_What to work on_
Could each entry below be printed again exactly as given?

START Records supplied

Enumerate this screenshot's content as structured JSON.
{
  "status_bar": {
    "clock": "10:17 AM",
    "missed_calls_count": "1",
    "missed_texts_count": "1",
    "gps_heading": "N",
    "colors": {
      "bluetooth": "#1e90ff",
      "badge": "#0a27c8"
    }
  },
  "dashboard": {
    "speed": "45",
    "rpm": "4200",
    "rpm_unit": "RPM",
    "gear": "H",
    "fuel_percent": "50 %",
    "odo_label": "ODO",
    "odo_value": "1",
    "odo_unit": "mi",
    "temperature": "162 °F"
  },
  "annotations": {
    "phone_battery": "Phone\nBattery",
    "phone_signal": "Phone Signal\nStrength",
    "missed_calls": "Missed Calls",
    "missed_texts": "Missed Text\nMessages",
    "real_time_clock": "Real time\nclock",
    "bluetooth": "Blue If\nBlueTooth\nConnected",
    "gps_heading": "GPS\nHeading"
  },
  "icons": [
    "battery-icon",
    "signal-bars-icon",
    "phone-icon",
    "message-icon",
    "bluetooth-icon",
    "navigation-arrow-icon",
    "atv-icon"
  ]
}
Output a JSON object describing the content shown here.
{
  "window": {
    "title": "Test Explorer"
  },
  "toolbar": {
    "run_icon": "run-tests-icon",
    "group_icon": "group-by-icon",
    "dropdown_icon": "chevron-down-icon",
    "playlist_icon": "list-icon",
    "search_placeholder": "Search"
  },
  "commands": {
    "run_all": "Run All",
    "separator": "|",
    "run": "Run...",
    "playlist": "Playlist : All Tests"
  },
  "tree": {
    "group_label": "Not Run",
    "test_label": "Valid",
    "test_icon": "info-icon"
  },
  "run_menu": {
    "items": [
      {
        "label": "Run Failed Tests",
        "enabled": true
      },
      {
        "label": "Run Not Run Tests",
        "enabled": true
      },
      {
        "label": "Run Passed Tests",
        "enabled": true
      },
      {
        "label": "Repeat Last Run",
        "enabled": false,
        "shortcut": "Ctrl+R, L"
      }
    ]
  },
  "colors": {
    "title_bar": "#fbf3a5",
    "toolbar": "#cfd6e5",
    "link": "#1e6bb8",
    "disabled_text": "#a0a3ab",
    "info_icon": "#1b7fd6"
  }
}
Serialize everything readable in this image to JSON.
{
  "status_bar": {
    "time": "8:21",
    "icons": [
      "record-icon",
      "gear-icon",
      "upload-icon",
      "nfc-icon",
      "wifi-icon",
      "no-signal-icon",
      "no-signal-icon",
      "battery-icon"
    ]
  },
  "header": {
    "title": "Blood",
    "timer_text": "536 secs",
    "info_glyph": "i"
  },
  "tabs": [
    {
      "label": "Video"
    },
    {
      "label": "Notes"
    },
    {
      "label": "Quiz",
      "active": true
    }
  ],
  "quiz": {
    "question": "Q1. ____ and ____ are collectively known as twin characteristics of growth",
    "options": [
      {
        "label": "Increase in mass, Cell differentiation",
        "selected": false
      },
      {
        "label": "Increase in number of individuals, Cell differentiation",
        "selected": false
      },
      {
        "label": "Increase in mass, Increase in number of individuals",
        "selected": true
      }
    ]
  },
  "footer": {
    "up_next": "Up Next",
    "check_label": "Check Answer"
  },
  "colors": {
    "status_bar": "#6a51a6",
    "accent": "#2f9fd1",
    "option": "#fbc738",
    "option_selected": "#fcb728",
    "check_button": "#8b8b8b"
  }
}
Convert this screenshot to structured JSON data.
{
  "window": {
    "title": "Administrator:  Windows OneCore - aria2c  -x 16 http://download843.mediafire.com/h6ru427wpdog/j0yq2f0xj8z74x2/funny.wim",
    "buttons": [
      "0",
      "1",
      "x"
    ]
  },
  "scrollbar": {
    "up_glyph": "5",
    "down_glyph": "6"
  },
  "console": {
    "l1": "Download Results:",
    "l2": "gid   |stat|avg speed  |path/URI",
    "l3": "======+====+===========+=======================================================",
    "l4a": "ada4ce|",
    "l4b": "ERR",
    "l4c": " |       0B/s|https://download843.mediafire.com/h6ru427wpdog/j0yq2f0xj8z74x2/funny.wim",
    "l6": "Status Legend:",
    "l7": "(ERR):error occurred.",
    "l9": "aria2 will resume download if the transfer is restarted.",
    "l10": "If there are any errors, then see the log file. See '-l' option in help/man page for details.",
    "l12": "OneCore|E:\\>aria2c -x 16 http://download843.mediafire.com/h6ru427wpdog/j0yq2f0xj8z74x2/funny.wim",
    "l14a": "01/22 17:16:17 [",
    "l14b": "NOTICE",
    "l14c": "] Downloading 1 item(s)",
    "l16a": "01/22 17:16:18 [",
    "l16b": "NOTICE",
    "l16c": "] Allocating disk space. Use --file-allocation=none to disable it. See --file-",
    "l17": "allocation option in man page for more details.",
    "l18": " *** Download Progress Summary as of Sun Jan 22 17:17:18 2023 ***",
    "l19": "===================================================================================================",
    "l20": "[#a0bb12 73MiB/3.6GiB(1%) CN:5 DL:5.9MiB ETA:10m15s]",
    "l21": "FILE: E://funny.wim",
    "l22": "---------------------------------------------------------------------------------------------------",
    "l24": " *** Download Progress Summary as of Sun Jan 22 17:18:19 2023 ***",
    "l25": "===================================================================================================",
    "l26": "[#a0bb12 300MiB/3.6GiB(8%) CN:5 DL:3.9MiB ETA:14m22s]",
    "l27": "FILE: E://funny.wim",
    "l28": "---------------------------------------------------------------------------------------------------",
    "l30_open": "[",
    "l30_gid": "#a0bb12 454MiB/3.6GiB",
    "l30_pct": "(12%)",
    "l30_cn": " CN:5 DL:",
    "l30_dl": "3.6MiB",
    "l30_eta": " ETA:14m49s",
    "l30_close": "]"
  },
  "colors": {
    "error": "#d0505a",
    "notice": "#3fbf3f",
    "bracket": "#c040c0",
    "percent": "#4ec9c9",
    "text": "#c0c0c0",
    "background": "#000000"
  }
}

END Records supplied

_Exercise response_
Enumerate this screenshot's content as structured JSON.
{
  "status_bar": {
    "clock": "10:17 AM",
    "missed_calls_count": "1",
    "missed_texts_count": "1",
    "gps_heading": "N",
    "colors": {
      "bluetooth": "#1e90ff",
      "badge": "#0a27c8"
    }
  },
  "dashboard": {
    "speed": "45",
    "rpm": "4200",
    "rpm_unit": "RPM",
    "gear": "H",
    "fuel_percent": "50 %",
    "odo_label": "ODO",
    "odo_value": "1",
    "odo_unit": "mi",
    "temperature": "162 °F"
  },
  "annotations": {
    "phone_battery": "Phone\nBattery",
    "phone_signal": "Phone Signal\nStrength",
    "missed_calls": "Missed Calls",
    "missed_texts": "Missed Text\nMessages",
    "real_time_clock": "Real time\nclock",
    "bluetooth": "Blue If\nBlueTooth\nConnected",
    "gps_heading": "GPS\nHeading"
  },
  "icons": [
    "battery-icon",
    "signal-bars-icon",
    "phone-icon",
    "message-icon",
    "bluetooth-icon",
    "navigation-arrow-icon",
    "atv-icon"
  ]
}
Output a JSON object describing the content shown here.
{
  "window": {
    "title": "Test Explorer"
  },
  "toolbar": {
    "run_icon": "run-tests-icon",
    "group_icon": "group-by-icon",
    "dropdown_icon": "chevron-down-icon",
    "playlist_icon": "list-icon",
    "search_placeholder": "Search"
  },
  "commands": {
    "run_all": "Run All",
    "separator": "|",
    "run": "Run...",
    "playlist": "Playlist : All Tests"
  },
  "tree": {
    "group_label": "Not Run",
    "test_label": "Valid",
    "test_icon": "info-icon"
  },
  "run_menu": {
    "items": [
      {
        "label": "Run Failed Tests",
        "enabled": true
      },
      {
        "label": "Run Not Run Tests",
        "enabled": true
      },
      {
        "label": "Run Passed Tests",
        "enabled": true
      },
      {
        "label": "Repeat Last Run",
        "enabled": false,
        "shortcut": "Ctrl+R, L"
      }
    ]
  },
  "colors": {
    "title_bar": "#fbf3a5",
    "toolbar": "#cfd6e5",
    "link": "#1e6bb8",
    "disabled_text": "#a0a3ab",
    "info_icon": "#1b7fd6"
  }
}
Serialize everything readable in this image to JSON.
{
  "status_bar": {
    "time": "8:21",
    "icons": [
      "record-icon",
      "gear-icon",
      "upload-icon",
      "nfc-icon",
      "wifi-icon",
      "no-signal-icon",
      "no-signal-icon",
      "battery-icon"
    ]
  },
  "header": {
    "title": "Blood",
    "timer_text": "536 secs",
    "info_glyph": "i"
  },
  "tabs": [
    {
      "label": "Video"
    },
    {
      "label": "Notes"
    },
    {
      "label": "Quiz",
      "active": true
    }
  ],
  "quiz": {
    "question": "Q1. ____ and ____ are collectively known as twin characteristics of growth",
    "options": [
      {
        "label": "Increase in mass, Cell differentiation",
        "selected": false
      },
      {
        "label": "Increase in number of individuals, Cell differentiation",
        "selected": false
      },
      {
        "label": "Increase in mass, Increase in number of individuals",
        "selected": true
      }
    ]
  },
  "footer": {
    "up_next": "Up Next",
    "check_label": "Check Answer"
  },
  "colors": {
    "status_bar": "#6a51a6",
    "accent": "#2f9fd1",
    "option": "#fbc738",
    "option_selected": "#fcb728",
    "check_button": "#8b8b8b"
  }
}
Convert this screenshot to structured JSON data.
{
  "window": {
    "title": "Administrator:  Windows OneCore - aria2c  -x 16 http://download843.mediafire.com/h6ru427wpdog/j0yq2f0xj8z74x2/funny.wim",
    "buttons": [
      "0",
      "1",
      "x"
    ]
  },
  "scrollbar": {
    "up_glyph": "5",
    "down_glyph": "6"
  },
  "console": {
    "l1": "Download Results:",
    "l2": "gid   |stat|avg speed  |path/URI",
    "l3": "======+====+===========+=======================================================",
    "l4a": "ada4ce|",
    "l4b": "ERR",
    "l4c": " |       0B/s|https://download843.mediafire.com/h6ru427wpdog/j0yq2f0xj8z74x2/funny.wim",
    "l6": "Status Legend:",
    "l7": "(ERR):error occurred.",
    "l9": "aria2 will resume download if the transfer is restarted.",
    "l10": "If there are any errors, then see the log file. See '-l' option in help/man page for details.",
    "l12": "OneCore|E:\\>aria2c -x 16 http://download843.mediafire.com/h6ru427wpdog/j0yq2f0xj8z74x2/funny.wim",
    "l14a": "01/22 17:16:17 [",
    "l14b": "NOTICE",
    "l14c": "] Downloading 1 item(s)",
    "l16a": "01/22 17:16:18 [",
    "l16b": "NOTICE",
    "l16c": "] Allocating disk space. Use --file-allocation=none to disable it. See --file-",
    "l17": "allocation option in man page for more details.",
    "l18": " *** Download Progress Summary as of Sun Jan 22 17:17:18 2023 ***",
    "l19": "===================================================================================================",
    "l20": "[#a0bb12 73MiB/3.6GiB(1%) CN:5 DL:5.9MiB ETA:10m15s]",
    "l21": "FILE: E://funny.wim",
    "l22": "---------------------------------------------------------------------------------------------------",
    "l24": " *** Download Progress Summary as of Sun Jan 22 17:18:19 2023 ***",
    "l25": "===================================================================================================",
    "l26": "[#a0bb12 300MiB/3.6GiB(8%) CN:5 DL:3.9MiB ETA:14m22s]",
    "l27": "FILE: E://funny.wim",
    "l28": "---------------------------------------------------------------------------------------------------",
    "l30_open": "[",
    "l30_gid": "#a0bb12 454MiB/3.6GiB",
    "l30_pct": "(12%)",
    "l30_cn": " CN:5 DL:",
    "l30_dl": "3.6MiB",
    "l30_eta": " ETA:14m49s",
    "l30_close": "]"
  },
  "colors": {
    "error": "#d0505a",
    "notice": "#3fbf3f",
    "bracket": "#c040c0",
    "percent": "#4ec9c9",
    "text": "#c0c0c0",
    "background": "#000000"
  }
}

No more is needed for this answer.